**PROBLEM DETAILS:**
Each entry is to be retyped exactly as it stands.

**Dataset rows describing interfaces:**
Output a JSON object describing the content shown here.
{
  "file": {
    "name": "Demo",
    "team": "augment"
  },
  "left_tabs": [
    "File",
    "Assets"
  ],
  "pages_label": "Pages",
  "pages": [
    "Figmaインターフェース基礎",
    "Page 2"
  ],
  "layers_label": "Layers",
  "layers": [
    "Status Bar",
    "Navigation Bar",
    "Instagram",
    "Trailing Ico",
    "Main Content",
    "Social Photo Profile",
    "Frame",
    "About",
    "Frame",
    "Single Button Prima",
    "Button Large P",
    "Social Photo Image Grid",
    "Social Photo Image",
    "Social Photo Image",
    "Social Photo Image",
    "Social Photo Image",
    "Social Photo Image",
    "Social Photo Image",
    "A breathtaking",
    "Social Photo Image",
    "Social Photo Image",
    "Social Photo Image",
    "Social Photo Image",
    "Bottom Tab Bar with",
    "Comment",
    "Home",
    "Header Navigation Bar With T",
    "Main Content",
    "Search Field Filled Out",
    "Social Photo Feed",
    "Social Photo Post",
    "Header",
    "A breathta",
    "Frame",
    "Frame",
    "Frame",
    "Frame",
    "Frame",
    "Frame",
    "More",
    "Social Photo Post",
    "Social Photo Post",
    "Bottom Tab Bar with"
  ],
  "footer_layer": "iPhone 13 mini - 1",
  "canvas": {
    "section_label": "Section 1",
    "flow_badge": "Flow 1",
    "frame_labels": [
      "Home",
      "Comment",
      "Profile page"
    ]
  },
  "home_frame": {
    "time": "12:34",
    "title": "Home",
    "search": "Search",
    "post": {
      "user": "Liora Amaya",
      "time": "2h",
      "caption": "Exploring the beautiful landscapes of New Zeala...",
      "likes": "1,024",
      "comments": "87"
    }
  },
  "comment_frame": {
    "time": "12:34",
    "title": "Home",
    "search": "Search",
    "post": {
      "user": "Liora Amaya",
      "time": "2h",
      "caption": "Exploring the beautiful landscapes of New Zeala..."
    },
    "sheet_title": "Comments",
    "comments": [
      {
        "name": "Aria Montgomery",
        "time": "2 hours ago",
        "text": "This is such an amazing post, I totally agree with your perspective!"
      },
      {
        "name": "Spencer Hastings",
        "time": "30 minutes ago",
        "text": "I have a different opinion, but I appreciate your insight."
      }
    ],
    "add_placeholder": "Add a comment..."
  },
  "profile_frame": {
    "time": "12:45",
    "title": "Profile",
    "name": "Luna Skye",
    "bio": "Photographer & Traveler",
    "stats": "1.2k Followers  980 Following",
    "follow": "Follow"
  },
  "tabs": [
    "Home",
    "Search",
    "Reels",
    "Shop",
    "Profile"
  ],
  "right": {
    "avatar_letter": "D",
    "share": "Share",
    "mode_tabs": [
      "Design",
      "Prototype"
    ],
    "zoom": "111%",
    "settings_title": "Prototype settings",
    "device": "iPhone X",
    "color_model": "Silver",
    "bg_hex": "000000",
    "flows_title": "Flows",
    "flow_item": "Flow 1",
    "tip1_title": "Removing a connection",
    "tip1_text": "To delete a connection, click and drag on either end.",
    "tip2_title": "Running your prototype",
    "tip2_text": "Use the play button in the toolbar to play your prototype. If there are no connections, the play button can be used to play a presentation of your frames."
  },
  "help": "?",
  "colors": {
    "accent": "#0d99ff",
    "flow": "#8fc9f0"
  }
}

**PROBLEM SOLUTION:**
Output a JSON object describing the content shown here.
{
  "file": {
    "name": "Demo",
    "team": "augment"
  },
  "left_tabs": [
    "File",
    "Assets"
  ],
  "pages_label": "Pages",
  "pages": [
    "Figmaインターフェース基礎",
    "Page 2"
  ],
  "layers_label": "Layers",
  "layers": [
    "Status Bar",
    "Navigation Bar",
    "Instagram",
    "Trailing Ico",
    "Main Content",
    "Social Photo Profile",
    "Frame",
    "About",
    "Frame",
    "Single Button Prima",
    "Button Large P",
    "Social Photo Image Grid",
    "Social Photo Image",
    "Social Photo Image",
    "Social Photo Image",
    "Social Photo Image",
    "Social Photo Image",
    "Social Photo Image",
    "A breathtaking",
    "Social Photo Image",
    "Social Photo Image",
    "Social Photo Image",
    "Social Photo Image",
    "Bottom Tab Bar with",
    "Comment",
    "Home",
    "Header Navigation Bar With T",
    "Main Content",
    "Search Field Filled Out",
    "Social Photo Feed",
    "Social Photo Post",
    "Header",
    "A breathta",
    "Frame",
    "Frame",
    "Frame",
    "Frame",
    "Frame",
    "Frame",
    "More",
    "Social Photo Post",
    "Social Photo Post",
    "Bottom Tab Bar with"
  ],
  "footer_layer": "iPhone 13 mini - 1",
  "canvas": {
    "section_label": "Section 1",
    "flow_badge": "Flow 1",
    "frame_labels": [
      "Home",
      "Comment",
      "Profile page"
    ]
  },
  "home_frame": {
    "time": "12:34",
    "title": "Home",
    "search": "Search",
    "post": {
      "user": "Liora Amaya",
      "time": "2h",
      "caption": "Exploring the beautiful landscapes of New Zeala...",
      "likes": "1,024",
      "comments": "87"
    }
  },
  "comment_frame": {
    "time": "12:34",
    "title": "Home",
    "search": "Search",
    "post": {
      "user": "Liora Amaya",
      "time": "2h",
      "caption": "Exploring the beautiful landscapes of New Zeala..."
    },
    "sheet_title": "Comments",
    "comments": [
      {
        "name": "Aria Montgomery",
        "time": "2 hours ago",
        "text": "This is such an amazing post, I totally agree with your perspective!"
      },
      {
        "name": "Spencer Hastings",
        "time": "30 minutes ago",
        "text": "I have a different opinion, but I appreciate your insight."
      }
    ],
    "add_placeholder": "Add a comment..."
  },
  "profile_frame": {
    "time": "12:45",
    "title": "Profile",
    "name": "Luna Skye",
    "bio": "Photographer & Traveler",
    "stats": "1.2k Followers  980 Following",
    "follow": "Follow"
  },
  "tabs": [
    "Home",
    "Search",
    "Reels",
    "Shop",
    "Profile"
  ],
  "right": {
    "avatar_letter": "D",
    "share": "Share",
    "mode_tabs": [
      "Design",
      "Prototype"
    ],
    "zoom": "111%",
    "settings_title": "Prototype settings",
    "device": "iPhone X",
    "color_model": "Silver",
    "bg_hex": "000000",
    "flows_title": "Flows",
    "flow_item": "Flow 1",
    "tip1_title": "Removing a connection",
    "tip1_text": "To delete a connection, click and drag on either end.",
    "tip2_title": "Running your prototype",
    "tip2_text": "Use the play button in the toolbar to play your prototype. If there are no connections, the play button can be used to play a presentation of your frames."
  },
  "help": "?",
  "colors": {
    "accent": "#0d99ff",
    "flow": "#8fc9f0"
  }
}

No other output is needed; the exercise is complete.